Aim of the task — Please output the data exactly, minus pictures.

Data —
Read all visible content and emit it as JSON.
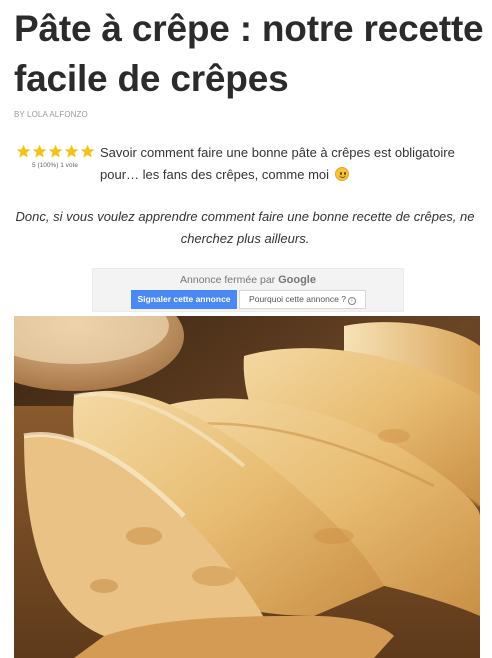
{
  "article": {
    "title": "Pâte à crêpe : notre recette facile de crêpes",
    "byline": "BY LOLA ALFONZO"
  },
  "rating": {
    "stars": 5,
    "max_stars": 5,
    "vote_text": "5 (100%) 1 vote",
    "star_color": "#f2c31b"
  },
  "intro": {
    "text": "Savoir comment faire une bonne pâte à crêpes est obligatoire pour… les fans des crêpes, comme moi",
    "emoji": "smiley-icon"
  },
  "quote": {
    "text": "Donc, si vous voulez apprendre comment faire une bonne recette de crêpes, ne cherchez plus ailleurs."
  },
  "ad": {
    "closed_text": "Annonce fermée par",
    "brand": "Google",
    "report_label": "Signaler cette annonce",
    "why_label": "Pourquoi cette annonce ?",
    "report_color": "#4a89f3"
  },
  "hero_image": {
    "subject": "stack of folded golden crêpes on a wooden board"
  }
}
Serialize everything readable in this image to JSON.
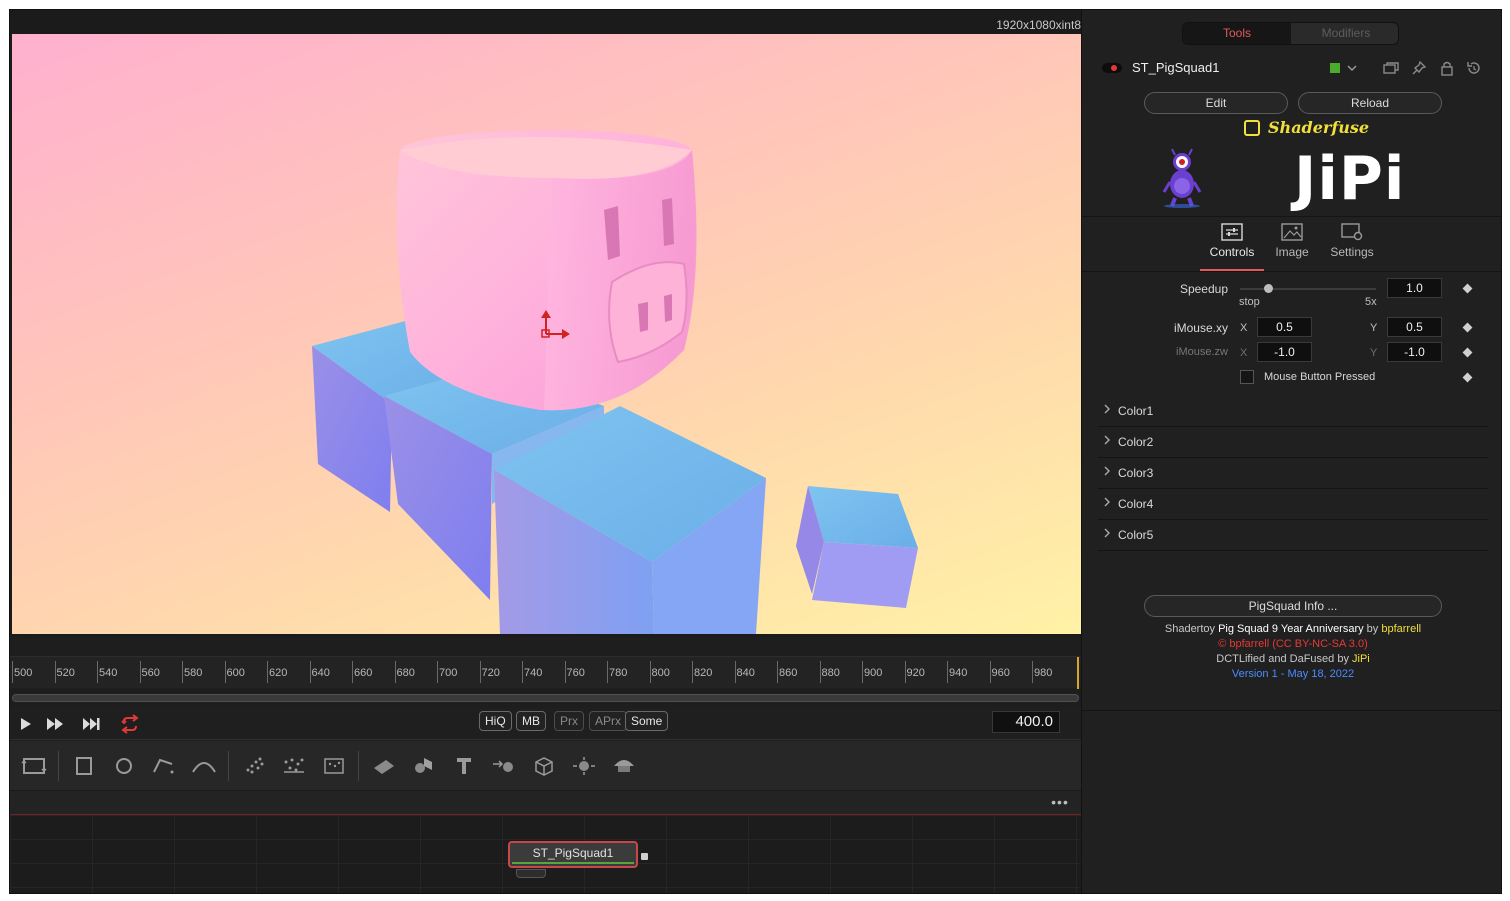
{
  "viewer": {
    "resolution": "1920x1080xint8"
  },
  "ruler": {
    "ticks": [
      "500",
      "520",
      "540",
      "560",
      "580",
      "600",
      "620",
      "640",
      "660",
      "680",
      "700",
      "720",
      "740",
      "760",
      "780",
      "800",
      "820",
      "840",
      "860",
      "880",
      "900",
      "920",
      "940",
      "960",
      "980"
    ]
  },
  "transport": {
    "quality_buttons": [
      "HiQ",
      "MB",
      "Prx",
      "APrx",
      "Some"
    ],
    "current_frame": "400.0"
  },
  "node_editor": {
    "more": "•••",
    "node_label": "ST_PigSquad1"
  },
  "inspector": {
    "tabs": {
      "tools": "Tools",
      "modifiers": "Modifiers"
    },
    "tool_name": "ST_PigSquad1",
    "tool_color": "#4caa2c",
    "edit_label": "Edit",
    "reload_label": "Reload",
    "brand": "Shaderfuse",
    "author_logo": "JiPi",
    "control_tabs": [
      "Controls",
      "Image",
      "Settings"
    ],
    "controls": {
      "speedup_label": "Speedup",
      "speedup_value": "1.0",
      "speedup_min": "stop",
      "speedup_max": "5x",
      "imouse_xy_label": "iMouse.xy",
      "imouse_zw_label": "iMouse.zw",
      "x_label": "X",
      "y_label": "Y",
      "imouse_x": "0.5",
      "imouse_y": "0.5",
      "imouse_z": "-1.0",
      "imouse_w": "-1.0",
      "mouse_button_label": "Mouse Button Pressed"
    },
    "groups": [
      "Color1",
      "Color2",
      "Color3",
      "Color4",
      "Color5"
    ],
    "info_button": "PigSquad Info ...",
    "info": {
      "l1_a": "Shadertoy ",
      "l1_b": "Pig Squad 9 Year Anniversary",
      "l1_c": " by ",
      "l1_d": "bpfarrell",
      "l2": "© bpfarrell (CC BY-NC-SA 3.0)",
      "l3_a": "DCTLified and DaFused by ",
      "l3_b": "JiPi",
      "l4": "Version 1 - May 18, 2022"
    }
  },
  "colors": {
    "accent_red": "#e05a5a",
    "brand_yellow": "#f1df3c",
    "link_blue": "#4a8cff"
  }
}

Exercise result —
Read all visible content and emit it as JSON.
{
  "article": {
    "title": "Pâte à crêpe : notre recette facile de crêpes",
    "byline": "BY LOLA ALFONZO"
  },
  "rating": {
    "stars": 5,
    "max_stars": 5,
    "vote_text": "5 (100%) 1 vote",
    "star_color": "#f2c31b"
  },
  "intro": {
    "text": "Savoir comment faire une bonne pâte à crêpes est obligatoire pour… les fans des crêpes, comme moi",
    "emoji": "smiley-icon"
  },
  "quote": {
    "text": "Donc, si vous voulez apprendre comment faire une bonne recette de crêpes, ne cherchez plus ailleurs."
  },
  "ad": {
    "closed_text": "Annonce fermée par",
    "brand": "Google",
    "report_label": "Signaler cette annonce",
    "why_label": "Pourquoi cette annonce ?",
    "report_color": "#4a89f3"
  },
  "hero_image": {
    "subject": "stack of folded golden crêpes on a wooden board"
  }
}
Serialize everything readable in this image to JSON.
{
  "viewer": {
    "resolution": "1920x1080xint8"
  },
  "ruler": {
    "ticks": [
      "500",
      "520",
      "540",
      "560",
      "580",
      "600",
      "620",
      "640",
      "660",
      "680",
      "700",
      "720",
      "740",
      "760",
      "780",
      "800",
      "820",
      "840",
      "860",
      "880",
      "900",
      "920",
      "940",
      "960",
      "980"
    ]
  },
  "transport": {
    "quality_buttons": [
      "HiQ",
      "MB",
      "Prx",
      "APrx",
      "Some"
    ],
    "current_frame": "400.0"
  },
  "node_editor": {
    "more": "•••",
    "node_label": "ST_PigSquad1"
  },
  "inspector": {
    "tabs": {
      "tools": "Tools",
      "modifiers": "Modifiers"
    },
    "tool_name": "ST_PigSquad1",
    "tool_color": "#4caa2c",
    "edit_label": "Edit",
    "reload_label": "Reload",
    "brand": "Shaderfuse",
    "author_logo": "JiPi",
    "control_tabs": [
      "Controls",
      "Image",
      "Settings"
    ],
    "controls": {
      "speedup_label": "Speedup",
      "speedup_value": "1.0",
      "speedup_min": "stop",
      "speedup_max": "5x",
      "imouse_xy_label": "iMouse.xy",
      "imouse_zw_label": "iMouse.zw",
      "x_label": "X",
      "y_label": "Y",
      "imouse_x": "0.5",
      "imouse_y": "0.5",
      "imouse_z": "-1.0",
      "imouse_w": "-1.0",
      "mouse_button_label": "Mouse Button Pressed"
    },
    "groups": [
      "Color1",
      "Color2",
      "Color3",
      "Color4",
      "Color5"
    ],
    "info_button": "PigSquad Info ...",
    "info": {
      "l1_a": "Shadertoy ",
      "l1_b": "Pig Squad 9 Year Anniversary",
      "l1_c": " by ",
      "l1_d": "bpfarrell",
      "l2": "© bpfarrell (CC BY-NC-SA 3.0)",
      "l3_a": "DCTLified and DaFused by ",
      "l3_b": "JiPi",
      "l4": "Version 1 - May 18, 2022"
    }
  },
  "colors": {
    "accent_red": "#e05a5a",
    "brand_yellow": "#f1df3c",
    "link_blue": "#4a8cff"
  }
}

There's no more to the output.